We generally don't indicate when the next release is coming, because even if we surround it in "not a promise" kind of text, people will (and very reasonably!) make decisions based on that date. And the date can change for all sorts of reasons, especially if we want to take time for stabilisation, a longer beta if something looks a bit more troublesome than we expected, to add more bugfixes, etc. Then, people might have made decisions that they would not have made if they'd known, and that's not something we want to happen. So we announce dates when we're confident and certain.Here, even today a couple of months after 10.3.2 is out, I would recommend you install the hotfixes rather than wait for 10.3.3.
"And the date can change for all sorts of reasons"
But all software can say that; this doesn't prevent most software, especially enterprise-grade software, from providing release dates. If circumstances change, amend the release dates as appropriate. The only reason to avoid dates is if the development process routinely sees major slippage, and that should cause a reexamination of the development process or the realism of the schedule.
Also, Embarcadero has tended to not release dates *at all*. I'll never forget the time Marco had a "preview" of the newest Delphi release scheduled, and Embarcadero went and released a few days before his webinar. He jokingly called it a "postview" after that, but it was disturbing that even the product manager didn't know the release date.
For software as expensive as Delphi/Rad Studio aimed at Enterprises, it makes it a budgeting nightmare to have to shrug one's shoulders and say "I don't know" when departments are trying to budget for expenditures and want a release date.
" a longer beta if something looks a bit more troublesome than we expected, to add more bugfixes, etc."
When large projects such as PostgreSQL or Python (12 month and 18 month release cycles, respectively) encounter those types of issues they add an extra beta or release candidate release to their release schedule when it appears necessary. These extra releases generally extend the release cycle by a week, not months, and both routinely tend to slip by only 1-2 weeks from schedules planned 12-18 months in advance.

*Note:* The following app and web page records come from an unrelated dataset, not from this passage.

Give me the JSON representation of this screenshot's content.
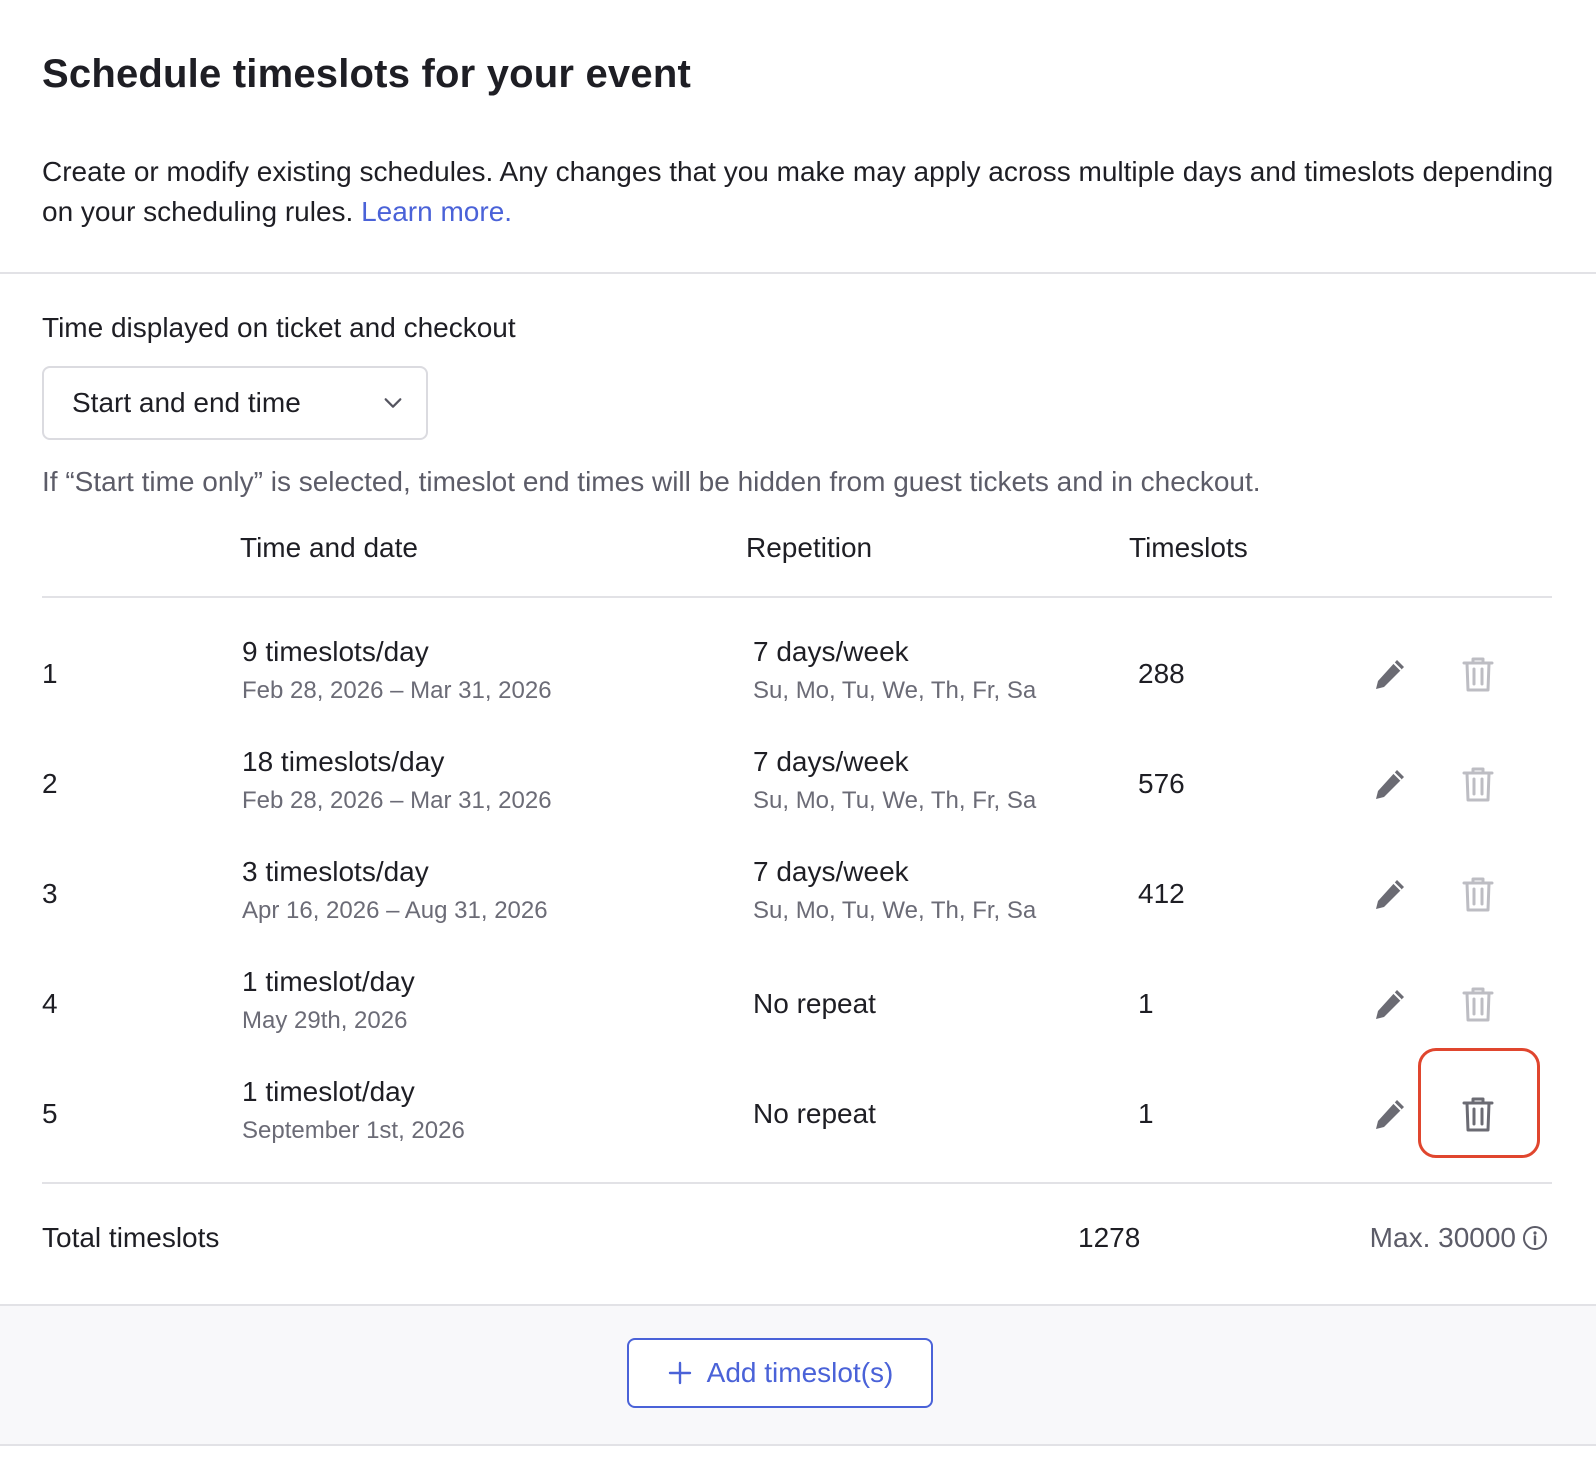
{
  "header": {
    "title": "Schedule timeslots for your event",
    "intro_text": "Create or modify existing schedules. Any changes that you make may apply across multiple days and timeslots depending on your scheduling rules.",
    "learn_more": "Learn more."
  },
  "display_time": {
    "label": "Time displayed on ticket and checkout",
    "selected": "Start and end time",
    "hint": "If “Start time only” is selected, timeslot end times will be hidden from guest tickets and in checkout."
  },
  "table": {
    "columns": {
      "time_and_date": "Time and date",
      "repetition": "Repetition",
      "timeslots": "Timeslots"
    },
    "rows": [
      {
        "index": "1",
        "per_day": "9 timeslots/day",
        "dates": "Feb 28, 2026 – Mar 31, 2026",
        "repetition": "7 days/week",
        "days": "Su, Mo, Tu, We, Th, Fr, Sa",
        "count": "288"
      },
      {
        "index": "2",
        "per_day": "18 timeslots/day",
        "dates": "Feb 28, 2026 – Mar 31, 2026",
        "repetition": "7 days/week",
        "days": "Su, Mo, Tu, We, Th, Fr, Sa",
        "count": "576"
      },
      {
        "index": "3",
        "per_day": "3 timeslots/day",
        "dates": "Apr 16, 2026 – Aug 31, 2026",
        "repetition": "7 days/week",
        "days": "Su, Mo, Tu, We, Th, Fr, Sa",
        "count": "412"
      },
      {
        "index": "4",
        "per_day": "1 timeslot/day",
        "dates": "May 29th, 2026",
        "repetition": "No repeat",
        "days": "",
        "count": "1"
      },
      {
        "index": "5",
        "per_day": "1 timeslot/day",
        "dates": "September 1st, 2026",
        "repetition": "No repeat",
        "days": "",
        "count": "1"
      }
    ],
    "total": {
      "label": "Total timeslots",
      "value": "1278",
      "max": "Max. 30000"
    }
  },
  "footer": {
    "add_button": "Add timeslot(s)"
  },
  "icons": {
    "edit": "pencil-icon",
    "delete": "trash-icon",
    "dropdown": "chevron-down-icon",
    "info": "info-icon",
    "add": "plus-icon"
  },
  "colors": {
    "accent": "#4a62d8",
    "highlight": "#e0462e",
    "icon_dark": "#6b6b73",
    "icon_muted": "#bdbdc3"
  }
}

Joseph, you seem to assume many things that I did not state.
We don't announce release dates ahead of time. We do value the flexibility which that gives us.